**What you have to do**
Repeat the entries exactly but omit the pictures.

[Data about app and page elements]
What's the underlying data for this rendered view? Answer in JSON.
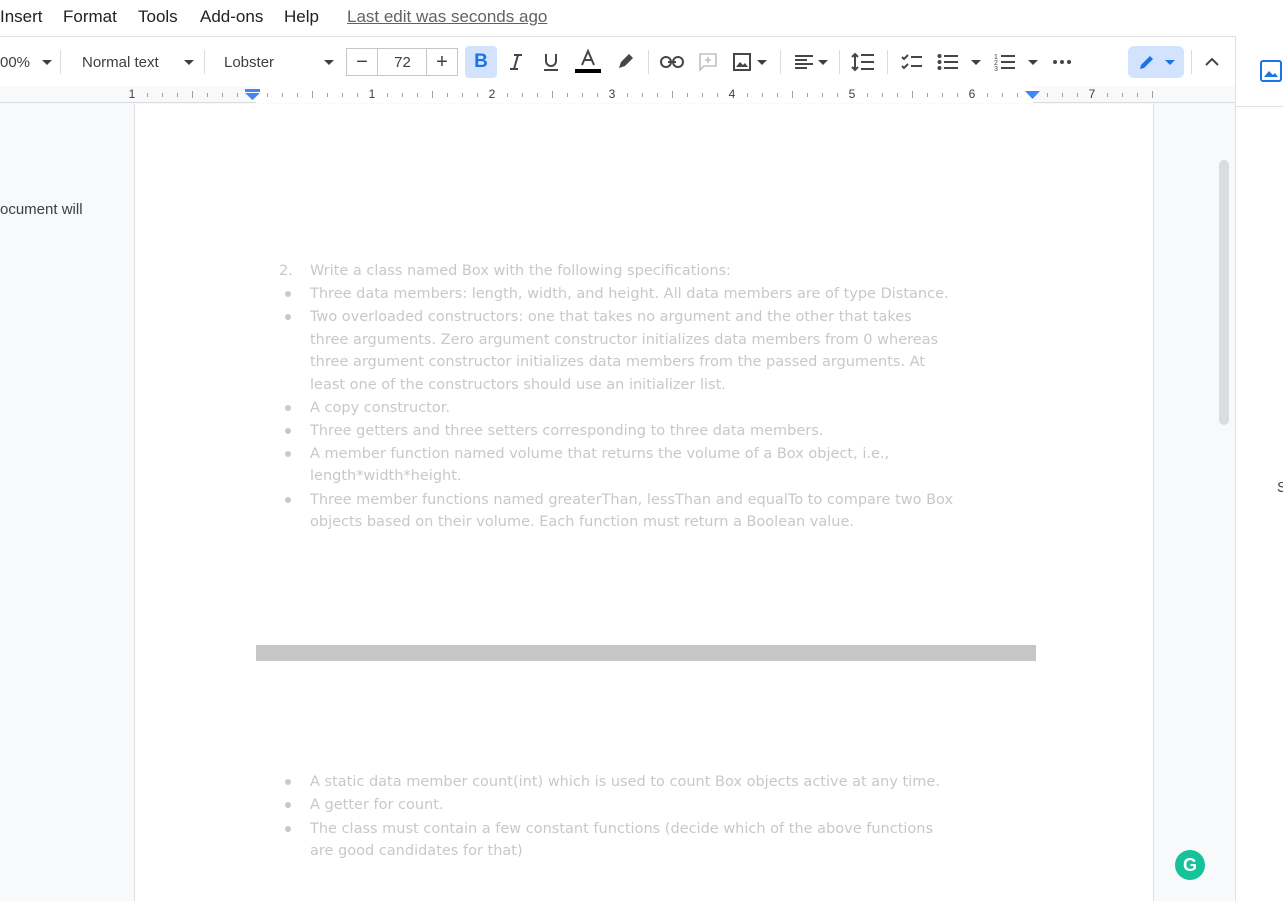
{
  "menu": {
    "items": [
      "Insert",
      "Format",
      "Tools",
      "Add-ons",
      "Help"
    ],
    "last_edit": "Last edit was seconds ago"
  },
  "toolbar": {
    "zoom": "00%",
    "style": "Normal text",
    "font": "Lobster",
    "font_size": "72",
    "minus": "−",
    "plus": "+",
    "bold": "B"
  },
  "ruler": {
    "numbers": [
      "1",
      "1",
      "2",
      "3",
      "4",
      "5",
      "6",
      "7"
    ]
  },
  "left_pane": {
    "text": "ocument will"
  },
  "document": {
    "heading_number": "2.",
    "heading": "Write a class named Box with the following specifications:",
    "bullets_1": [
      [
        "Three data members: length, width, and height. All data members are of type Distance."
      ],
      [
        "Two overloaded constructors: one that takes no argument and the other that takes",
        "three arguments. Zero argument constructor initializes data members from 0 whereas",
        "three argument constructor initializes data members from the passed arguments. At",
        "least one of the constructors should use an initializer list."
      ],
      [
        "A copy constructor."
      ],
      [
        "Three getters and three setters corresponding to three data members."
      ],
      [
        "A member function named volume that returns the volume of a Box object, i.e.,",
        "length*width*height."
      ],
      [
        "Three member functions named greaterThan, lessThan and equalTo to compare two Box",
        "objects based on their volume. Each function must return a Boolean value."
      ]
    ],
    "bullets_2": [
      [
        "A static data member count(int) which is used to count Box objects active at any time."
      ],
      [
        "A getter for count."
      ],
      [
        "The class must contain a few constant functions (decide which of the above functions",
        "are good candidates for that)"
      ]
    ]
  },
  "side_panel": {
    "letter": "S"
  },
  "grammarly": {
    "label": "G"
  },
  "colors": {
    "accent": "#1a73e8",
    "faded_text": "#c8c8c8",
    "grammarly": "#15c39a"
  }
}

**Exercise solution**
What's the underlying data for this rendered view? Answer in JSON.
{
  "menu": {
    "items": [
      "Insert",
      "Format",
      "Tools",
      "Add-ons",
      "Help"
    ],
    "last_edit": "Last edit was seconds ago"
  },
  "toolbar": {
    "zoom": "00%",
    "style": "Normal text",
    "font": "Lobster",
    "font_size": "72",
    "minus": "−",
    "plus": "+",
    "bold": "B"
  },
  "ruler": {
    "numbers": [
      "1",
      "1",
      "2",
      "3",
      "4",
      "5",
      "6",
      "7"
    ]
  },
  "left_pane": {
    "text": "ocument will"
  },
  "document": {
    "heading_number": "2.",
    "heading": "Write a class named Box with the following specifications:",
    "bullets_1": [
      [
        "Three data members: length, width, and height. All data members are of type Distance."
      ],
      [
        "Two overloaded constructors: one that takes no argument and the other that takes",
        "three arguments. Zero argument constructor initializes data members from 0 whereas",
        "three argument constructor initializes data members from the passed arguments. At",
        "least one of the constructors should use an initializer list."
      ],
      [
        "A copy constructor."
      ],
      [
        "Three getters and three setters corresponding to three data members."
      ],
      [
        "A member function named volume that returns the volume of a Box object, i.e.,",
        "length*width*height."
      ],
      [
        "Three member functions named greaterThan, lessThan and equalTo to compare two Box",
        "objects based on their volume. Each function must return a Boolean value."
      ]
    ],
    "bullets_2": [
      [
        "A static data member count(int) which is used to count Box objects active at any time."
      ],
      [
        "A getter for count."
      ],
      [
        "The class must contain a few constant functions (decide which of the above functions",
        "are good candidates for that)"
      ]
    ]
  },
  "side_panel": {
    "letter": "S"
  },
  "grammarly": {
    "label": "G"
  },
  "colors": {
    "accent": "#1a73e8",
    "faded_text": "#c8c8c8",
    "grammarly": "#15c39a"
  }
}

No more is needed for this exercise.